TASK PROMPT -
Of the lines below, report only those that contain "JSON".

(Entries from a dataset of interfaces)

______

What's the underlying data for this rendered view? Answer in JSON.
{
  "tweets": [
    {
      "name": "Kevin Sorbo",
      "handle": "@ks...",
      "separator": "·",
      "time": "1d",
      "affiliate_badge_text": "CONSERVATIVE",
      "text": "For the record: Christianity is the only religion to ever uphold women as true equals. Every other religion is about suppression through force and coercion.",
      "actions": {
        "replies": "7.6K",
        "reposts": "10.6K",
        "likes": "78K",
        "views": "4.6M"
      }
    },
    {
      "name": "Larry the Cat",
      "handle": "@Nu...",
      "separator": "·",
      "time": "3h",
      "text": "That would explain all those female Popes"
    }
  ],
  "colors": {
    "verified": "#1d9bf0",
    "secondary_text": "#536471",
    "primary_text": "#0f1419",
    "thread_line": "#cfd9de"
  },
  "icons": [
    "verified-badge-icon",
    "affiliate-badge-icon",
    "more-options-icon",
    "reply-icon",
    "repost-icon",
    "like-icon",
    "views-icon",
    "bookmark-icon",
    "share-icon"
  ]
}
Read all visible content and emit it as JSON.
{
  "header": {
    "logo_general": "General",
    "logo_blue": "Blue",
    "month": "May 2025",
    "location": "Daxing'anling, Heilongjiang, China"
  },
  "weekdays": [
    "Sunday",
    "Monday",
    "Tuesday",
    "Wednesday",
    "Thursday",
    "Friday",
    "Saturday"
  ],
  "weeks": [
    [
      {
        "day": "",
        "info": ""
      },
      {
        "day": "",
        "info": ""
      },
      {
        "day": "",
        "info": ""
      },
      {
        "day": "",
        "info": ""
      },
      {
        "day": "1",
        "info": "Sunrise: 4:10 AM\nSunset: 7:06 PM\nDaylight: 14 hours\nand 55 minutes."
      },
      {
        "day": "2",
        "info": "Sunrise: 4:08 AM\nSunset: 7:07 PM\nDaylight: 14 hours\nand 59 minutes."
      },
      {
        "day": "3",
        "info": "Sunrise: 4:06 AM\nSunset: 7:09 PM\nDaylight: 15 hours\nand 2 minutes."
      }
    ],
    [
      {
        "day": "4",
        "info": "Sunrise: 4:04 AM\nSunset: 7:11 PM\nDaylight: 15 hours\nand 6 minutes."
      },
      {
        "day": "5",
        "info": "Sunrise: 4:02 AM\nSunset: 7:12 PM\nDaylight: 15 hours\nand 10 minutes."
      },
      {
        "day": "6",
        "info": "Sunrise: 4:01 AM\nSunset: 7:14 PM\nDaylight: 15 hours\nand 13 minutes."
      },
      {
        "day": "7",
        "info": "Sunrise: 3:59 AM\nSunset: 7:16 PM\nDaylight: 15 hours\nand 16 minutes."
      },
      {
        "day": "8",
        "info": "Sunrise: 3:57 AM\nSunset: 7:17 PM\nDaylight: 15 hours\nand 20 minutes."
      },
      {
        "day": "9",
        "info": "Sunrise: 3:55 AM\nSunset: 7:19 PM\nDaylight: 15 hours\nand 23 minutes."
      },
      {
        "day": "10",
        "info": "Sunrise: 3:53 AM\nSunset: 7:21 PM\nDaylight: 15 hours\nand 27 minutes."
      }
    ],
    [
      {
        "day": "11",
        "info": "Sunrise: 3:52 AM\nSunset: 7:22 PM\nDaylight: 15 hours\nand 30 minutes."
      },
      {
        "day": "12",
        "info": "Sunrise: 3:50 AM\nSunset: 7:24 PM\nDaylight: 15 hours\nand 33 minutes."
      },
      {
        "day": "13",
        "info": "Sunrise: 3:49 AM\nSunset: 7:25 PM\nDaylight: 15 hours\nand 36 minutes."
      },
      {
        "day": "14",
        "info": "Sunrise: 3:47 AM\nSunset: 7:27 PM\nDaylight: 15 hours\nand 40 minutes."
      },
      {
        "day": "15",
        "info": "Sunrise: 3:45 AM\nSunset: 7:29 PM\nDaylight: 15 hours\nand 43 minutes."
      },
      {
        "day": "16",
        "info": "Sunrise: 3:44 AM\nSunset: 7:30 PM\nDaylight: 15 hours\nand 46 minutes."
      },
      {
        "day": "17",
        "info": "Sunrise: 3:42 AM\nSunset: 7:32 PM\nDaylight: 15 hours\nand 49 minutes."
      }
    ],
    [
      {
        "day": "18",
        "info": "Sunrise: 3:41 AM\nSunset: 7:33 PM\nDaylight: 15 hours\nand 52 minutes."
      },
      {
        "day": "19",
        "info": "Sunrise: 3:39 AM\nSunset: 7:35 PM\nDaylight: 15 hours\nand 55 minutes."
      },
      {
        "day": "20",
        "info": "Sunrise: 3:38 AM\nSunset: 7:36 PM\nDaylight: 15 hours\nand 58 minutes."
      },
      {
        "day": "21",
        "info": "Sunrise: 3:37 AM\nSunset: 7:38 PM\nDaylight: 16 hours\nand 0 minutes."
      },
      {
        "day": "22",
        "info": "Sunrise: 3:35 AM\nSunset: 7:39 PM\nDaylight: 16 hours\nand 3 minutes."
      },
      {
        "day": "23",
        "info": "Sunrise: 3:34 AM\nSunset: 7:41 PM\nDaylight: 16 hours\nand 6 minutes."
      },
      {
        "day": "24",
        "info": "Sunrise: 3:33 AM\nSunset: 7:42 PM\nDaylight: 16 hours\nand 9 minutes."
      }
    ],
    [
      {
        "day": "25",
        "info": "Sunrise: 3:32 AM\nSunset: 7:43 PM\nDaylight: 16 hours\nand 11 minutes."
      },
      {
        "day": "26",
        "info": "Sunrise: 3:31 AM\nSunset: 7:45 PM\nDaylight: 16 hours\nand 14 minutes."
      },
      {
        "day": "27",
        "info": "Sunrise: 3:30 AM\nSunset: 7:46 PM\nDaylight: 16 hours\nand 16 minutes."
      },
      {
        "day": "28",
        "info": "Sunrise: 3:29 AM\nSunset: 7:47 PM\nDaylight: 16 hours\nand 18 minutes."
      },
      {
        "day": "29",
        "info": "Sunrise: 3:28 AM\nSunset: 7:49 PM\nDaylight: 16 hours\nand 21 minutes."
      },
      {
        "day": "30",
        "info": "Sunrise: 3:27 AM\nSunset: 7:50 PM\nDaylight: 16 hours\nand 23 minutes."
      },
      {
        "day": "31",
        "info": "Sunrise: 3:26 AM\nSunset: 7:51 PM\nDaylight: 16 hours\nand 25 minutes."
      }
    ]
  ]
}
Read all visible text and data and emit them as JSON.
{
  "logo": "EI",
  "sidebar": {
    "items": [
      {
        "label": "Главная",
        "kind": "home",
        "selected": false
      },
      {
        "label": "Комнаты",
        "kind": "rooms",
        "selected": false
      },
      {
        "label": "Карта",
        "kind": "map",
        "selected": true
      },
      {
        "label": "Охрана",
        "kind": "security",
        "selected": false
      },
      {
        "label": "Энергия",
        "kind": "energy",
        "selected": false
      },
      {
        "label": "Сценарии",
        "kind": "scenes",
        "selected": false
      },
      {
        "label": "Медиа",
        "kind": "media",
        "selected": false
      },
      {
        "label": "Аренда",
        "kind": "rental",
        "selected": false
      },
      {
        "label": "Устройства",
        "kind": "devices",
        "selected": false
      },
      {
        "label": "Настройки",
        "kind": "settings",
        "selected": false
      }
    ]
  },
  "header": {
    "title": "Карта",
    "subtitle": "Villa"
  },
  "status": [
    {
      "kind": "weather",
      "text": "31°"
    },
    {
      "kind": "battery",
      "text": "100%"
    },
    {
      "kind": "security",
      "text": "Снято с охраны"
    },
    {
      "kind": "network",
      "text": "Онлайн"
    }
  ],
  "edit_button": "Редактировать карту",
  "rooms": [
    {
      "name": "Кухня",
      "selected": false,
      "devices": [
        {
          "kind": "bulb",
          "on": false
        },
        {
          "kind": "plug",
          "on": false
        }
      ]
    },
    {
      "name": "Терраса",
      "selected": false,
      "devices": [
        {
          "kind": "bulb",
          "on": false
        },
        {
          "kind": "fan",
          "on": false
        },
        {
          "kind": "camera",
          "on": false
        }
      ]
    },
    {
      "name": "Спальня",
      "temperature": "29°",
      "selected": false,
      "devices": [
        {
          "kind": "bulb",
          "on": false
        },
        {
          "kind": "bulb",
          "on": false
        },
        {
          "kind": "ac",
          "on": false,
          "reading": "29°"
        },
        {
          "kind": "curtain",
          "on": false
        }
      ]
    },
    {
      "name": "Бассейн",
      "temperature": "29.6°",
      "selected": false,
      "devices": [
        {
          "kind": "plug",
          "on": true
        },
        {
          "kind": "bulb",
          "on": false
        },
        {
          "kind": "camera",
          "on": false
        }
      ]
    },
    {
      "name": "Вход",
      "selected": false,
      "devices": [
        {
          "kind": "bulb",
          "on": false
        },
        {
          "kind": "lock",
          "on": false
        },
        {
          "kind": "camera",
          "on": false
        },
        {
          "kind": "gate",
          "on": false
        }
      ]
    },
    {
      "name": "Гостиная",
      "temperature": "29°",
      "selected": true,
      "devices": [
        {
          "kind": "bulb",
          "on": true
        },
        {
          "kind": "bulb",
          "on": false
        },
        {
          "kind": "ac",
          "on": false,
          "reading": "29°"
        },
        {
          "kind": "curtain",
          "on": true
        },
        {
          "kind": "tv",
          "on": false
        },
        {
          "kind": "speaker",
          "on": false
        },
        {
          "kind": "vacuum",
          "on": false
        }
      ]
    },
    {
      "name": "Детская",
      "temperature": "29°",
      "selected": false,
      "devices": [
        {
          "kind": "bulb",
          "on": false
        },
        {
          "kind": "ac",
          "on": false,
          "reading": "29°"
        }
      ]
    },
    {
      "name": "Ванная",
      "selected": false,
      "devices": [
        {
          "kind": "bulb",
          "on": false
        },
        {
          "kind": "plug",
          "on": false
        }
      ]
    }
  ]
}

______

EXERCISE ANSWER -
What's the underlying data for this rendered view? Answer in JSON.
Read all visible content and emit it as JSON.
Read all visible text and data and emit them as JSON.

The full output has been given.